“The season has been just like this game; we played terrible,’’ Saints strong safety Roman Harper said. “Even when we gave ourselves a chance there at the end of the game, we do like the dumbest things ever, the same stupid things that got us beat all year.
“Penalties. We didn’t stop the same guy (Tolbert) on the goal line three times. We gave up long third downs. It’s the way it’s been all year. Just awful. Man, I’m just glad this season is over.’’
When asked his reaction about setting an NFL team
record for most yards allowed in one season, Harper replied: “If you’re shocked that it happened, then I don’t even know what you’ve been watching this season. The game is just that, man. It’s a bad way to end the year.’’
Saints linebacker Jonathan Vilma produced one of the few bright spots on defense, returning an interception 18 yards for a touchdown and a 14-10 Saints lead with 4:31 remaining in the first half. The Saints extended their lead to 24-13 in the third quarter before the Panthers scored 28 unanswered points to sweep the season series.
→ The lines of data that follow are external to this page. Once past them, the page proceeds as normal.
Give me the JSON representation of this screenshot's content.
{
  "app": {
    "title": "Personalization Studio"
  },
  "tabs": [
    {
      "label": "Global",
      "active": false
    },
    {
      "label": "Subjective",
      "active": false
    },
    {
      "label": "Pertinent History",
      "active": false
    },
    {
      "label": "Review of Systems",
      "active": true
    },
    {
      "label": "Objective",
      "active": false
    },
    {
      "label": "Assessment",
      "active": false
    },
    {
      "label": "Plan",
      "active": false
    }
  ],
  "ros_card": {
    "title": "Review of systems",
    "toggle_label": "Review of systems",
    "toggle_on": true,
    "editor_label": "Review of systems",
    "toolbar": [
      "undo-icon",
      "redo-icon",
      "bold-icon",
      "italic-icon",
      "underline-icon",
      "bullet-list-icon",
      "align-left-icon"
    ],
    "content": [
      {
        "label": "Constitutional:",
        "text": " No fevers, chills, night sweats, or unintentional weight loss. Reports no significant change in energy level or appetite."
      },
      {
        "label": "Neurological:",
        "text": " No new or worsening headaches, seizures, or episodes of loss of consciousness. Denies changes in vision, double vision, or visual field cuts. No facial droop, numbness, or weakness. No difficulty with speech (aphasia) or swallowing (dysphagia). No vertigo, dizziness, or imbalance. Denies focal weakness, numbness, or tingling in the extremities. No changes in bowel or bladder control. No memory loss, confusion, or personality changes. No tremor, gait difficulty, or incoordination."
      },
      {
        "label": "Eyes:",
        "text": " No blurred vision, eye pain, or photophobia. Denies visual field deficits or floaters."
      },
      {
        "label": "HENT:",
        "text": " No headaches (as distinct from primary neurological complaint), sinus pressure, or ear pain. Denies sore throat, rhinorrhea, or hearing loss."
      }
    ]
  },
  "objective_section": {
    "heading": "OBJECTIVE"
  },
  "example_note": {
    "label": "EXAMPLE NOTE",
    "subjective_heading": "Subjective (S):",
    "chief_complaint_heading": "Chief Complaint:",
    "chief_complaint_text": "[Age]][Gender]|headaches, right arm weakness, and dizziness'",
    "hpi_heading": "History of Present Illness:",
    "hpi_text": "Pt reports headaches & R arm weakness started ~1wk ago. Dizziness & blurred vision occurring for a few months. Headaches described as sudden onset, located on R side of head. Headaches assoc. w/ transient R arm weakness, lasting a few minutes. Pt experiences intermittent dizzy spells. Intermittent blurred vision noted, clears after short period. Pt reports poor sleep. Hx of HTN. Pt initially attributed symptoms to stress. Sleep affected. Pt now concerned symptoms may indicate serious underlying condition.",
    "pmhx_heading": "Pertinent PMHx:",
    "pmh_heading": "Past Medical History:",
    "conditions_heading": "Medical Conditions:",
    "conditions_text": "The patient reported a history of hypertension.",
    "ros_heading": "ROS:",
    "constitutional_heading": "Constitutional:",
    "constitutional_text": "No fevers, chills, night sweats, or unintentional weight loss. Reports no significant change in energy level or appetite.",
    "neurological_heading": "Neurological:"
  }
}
“You get what you deserve,’’ Vilma said of the NFL record. “You don’t play good defense, that’s what’s going to happen. Be a man and suck it up.
“Some games, we played lights out. Other games, we’ll give up 44 points (and) who knows how many yards. You can’t win like that in this league.’’
Sunday’s poor defensive performance came just two weeks after the Saints scored their first shutout in 17 years, a 41-0 shellacking of the Tampa Bay Buccaneers at the Superdome. And, it mirrored Carolina’s
35-27 victory against the Saints earlier this season, when the Panthers amassed 463 yards, including 219 on the ground.
In two games against New Orleans, the Panthers scored 79 points and produced 1,007 yards, including 492 rushing yards.
“This year has been like no other year I’ve ever had,’’ said Saints middle linebacker Curtis Lofton, who opted to leave the Atlanta Falcons during free agency and sign with the Saints. “Right now, I don’t know how to feel about anything.’’
Saints defensive end Will Smith shared Lofton’s sentiments while cleaning out his cubicle for the last time this season, and perhaps, for the last time as a member of the Saints.
Smith, who won his court fight to overturn a four-game suspension for his role in the bounty scandal, is scheduled to make a base salary of $9 million in 2013, plus a $1 million roster bonus in March.
“I’m not happy the way the season has ended because we strive as players to make it to the Super Bowl,’’ Smith said. “We wanted this to be a special year. We wanted to be the first team ever to play in a Super Bowl in its hometown.
“So from that perspective, I’m very disappointed and very sad that we’re not in the postseason to have that opportunity. But, on the flip side, it’s good to have the season over with so now we can finally put all this garbage behind us and move forward to next season.’’